Please copy each line of the records below that includes the word "JSON".
[DATASET RECORDS Boundary: Start]
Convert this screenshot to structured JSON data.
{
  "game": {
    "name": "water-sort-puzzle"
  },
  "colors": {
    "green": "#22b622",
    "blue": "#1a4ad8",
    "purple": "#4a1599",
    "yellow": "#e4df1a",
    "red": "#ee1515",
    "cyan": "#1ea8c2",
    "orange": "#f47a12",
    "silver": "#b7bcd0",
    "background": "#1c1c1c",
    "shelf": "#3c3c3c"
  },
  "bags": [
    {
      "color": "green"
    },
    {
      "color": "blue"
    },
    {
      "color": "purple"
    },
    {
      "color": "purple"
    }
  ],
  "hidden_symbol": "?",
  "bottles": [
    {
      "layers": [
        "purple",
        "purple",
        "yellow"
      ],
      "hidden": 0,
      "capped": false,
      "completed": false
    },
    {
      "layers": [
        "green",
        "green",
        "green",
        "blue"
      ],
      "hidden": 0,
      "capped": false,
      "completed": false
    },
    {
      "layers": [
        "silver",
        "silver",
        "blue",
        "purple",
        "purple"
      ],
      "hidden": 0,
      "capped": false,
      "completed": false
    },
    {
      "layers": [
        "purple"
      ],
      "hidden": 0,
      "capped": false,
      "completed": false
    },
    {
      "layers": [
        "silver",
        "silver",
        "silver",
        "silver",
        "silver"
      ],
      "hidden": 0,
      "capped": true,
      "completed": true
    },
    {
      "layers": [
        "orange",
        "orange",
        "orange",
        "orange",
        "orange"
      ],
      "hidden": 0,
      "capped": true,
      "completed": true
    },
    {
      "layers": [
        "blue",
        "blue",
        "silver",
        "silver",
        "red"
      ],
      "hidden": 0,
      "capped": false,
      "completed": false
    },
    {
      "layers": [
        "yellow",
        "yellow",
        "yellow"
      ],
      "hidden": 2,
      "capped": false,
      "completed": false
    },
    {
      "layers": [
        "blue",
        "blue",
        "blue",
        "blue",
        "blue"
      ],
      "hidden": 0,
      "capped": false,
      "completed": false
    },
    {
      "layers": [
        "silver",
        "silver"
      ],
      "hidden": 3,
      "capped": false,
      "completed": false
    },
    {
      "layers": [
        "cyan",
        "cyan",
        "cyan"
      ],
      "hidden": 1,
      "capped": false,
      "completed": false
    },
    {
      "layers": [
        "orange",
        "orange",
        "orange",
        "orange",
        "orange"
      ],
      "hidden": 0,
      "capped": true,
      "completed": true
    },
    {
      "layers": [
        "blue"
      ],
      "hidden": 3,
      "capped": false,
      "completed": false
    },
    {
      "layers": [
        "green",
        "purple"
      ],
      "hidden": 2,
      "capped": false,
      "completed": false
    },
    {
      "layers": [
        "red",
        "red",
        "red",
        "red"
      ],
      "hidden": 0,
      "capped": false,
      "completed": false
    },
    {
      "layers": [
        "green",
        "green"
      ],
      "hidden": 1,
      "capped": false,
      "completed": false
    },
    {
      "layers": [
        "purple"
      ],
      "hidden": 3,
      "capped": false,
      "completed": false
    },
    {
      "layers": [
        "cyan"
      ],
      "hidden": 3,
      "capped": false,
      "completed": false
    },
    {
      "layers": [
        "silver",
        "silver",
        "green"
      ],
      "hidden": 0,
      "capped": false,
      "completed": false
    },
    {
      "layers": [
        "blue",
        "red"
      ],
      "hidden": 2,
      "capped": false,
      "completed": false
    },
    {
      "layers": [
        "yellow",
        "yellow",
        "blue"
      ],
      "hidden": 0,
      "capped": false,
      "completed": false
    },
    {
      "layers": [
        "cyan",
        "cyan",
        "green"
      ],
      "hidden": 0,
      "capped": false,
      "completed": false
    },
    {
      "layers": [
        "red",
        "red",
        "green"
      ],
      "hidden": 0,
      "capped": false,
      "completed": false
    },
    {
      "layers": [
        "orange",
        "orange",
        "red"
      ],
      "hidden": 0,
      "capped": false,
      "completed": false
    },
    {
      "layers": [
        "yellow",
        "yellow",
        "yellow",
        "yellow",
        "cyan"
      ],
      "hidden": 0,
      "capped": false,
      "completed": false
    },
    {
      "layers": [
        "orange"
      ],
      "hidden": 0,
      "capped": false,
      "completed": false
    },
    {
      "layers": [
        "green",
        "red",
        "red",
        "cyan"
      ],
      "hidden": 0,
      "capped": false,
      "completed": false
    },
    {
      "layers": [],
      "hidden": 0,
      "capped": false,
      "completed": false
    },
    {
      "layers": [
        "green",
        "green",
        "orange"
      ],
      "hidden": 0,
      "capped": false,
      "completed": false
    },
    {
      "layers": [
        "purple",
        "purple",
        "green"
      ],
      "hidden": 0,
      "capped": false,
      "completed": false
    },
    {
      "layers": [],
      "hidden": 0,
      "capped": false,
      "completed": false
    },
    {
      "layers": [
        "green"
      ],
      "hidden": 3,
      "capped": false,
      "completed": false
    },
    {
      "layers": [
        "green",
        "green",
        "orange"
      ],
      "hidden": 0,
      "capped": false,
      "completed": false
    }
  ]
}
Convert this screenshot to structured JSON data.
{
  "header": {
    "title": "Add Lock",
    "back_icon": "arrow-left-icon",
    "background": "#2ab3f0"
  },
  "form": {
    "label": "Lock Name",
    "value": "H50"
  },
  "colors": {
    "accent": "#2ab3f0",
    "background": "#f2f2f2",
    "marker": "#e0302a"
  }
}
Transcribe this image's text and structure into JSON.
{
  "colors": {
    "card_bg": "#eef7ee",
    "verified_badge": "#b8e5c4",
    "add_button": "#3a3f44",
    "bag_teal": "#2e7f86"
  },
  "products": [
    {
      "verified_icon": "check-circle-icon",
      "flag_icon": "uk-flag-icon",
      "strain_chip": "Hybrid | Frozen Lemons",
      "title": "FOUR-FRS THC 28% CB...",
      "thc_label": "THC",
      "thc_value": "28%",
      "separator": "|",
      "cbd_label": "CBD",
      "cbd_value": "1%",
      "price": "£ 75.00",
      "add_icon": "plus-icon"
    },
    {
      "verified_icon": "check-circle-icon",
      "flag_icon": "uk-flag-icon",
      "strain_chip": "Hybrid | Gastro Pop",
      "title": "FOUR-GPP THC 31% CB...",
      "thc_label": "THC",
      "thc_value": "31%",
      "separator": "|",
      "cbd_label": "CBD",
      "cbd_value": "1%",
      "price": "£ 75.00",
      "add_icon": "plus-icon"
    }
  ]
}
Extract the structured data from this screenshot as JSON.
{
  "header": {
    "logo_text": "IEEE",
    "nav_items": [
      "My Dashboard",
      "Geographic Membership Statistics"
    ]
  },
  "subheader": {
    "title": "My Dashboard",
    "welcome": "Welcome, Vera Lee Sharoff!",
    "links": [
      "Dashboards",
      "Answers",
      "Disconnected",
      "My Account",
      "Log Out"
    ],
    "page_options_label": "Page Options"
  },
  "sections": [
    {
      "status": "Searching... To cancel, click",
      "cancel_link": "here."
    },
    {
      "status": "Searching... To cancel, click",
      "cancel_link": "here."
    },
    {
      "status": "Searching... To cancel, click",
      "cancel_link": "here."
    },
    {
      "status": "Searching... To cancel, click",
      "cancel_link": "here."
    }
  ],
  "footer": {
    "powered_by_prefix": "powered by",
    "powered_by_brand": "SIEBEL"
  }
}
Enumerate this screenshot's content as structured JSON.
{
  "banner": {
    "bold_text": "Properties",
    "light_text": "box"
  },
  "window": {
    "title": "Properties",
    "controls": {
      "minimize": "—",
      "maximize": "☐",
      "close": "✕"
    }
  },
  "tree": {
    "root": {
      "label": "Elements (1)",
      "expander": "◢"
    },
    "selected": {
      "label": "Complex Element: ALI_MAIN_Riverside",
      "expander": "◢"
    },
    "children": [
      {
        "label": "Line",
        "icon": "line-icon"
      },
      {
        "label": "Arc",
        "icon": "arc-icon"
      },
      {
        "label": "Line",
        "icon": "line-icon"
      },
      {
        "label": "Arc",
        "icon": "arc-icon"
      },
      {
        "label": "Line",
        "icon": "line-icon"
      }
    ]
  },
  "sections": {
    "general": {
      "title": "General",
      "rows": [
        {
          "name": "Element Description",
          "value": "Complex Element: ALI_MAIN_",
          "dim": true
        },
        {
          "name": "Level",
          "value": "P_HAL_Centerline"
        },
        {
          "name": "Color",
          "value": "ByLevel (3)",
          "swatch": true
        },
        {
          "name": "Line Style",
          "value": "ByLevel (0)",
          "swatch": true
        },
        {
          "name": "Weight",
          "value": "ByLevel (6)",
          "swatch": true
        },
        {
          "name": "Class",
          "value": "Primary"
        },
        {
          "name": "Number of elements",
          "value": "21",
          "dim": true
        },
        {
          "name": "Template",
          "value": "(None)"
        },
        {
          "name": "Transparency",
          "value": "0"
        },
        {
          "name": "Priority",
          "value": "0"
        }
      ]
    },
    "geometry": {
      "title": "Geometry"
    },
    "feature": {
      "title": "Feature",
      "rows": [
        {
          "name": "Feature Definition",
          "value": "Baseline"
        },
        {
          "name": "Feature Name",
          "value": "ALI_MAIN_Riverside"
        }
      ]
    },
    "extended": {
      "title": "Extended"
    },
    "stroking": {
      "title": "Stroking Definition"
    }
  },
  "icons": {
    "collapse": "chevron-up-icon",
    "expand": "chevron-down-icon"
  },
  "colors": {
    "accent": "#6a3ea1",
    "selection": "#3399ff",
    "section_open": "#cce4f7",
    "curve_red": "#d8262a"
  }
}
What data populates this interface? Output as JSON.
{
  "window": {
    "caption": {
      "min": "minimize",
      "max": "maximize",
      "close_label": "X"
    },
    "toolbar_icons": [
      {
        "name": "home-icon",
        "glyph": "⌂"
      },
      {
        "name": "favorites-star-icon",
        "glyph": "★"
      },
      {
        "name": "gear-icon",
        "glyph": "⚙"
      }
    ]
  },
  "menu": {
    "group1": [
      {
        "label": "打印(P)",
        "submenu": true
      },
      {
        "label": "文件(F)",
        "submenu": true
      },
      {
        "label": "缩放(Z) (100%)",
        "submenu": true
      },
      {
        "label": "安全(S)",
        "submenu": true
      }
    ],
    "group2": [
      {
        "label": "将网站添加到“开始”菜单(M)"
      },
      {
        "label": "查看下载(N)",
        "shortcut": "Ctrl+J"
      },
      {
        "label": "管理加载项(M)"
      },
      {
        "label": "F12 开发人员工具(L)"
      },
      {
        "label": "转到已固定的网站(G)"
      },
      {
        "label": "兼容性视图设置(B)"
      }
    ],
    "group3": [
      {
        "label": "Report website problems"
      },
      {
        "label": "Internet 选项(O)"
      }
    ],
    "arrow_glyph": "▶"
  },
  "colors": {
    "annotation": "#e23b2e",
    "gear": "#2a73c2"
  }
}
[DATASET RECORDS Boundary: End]
EXERCISE SOLUTION:
Convert this screenshot to structured JSON data.
Convert this screenshot to structured JSON data.
Transcribe this image's text and structure into JSON.
Extract the structured data from this screenshot as JSON.
Enumerate this screenshot's content as structured JSON.
What data populates this interface? Output as JSON.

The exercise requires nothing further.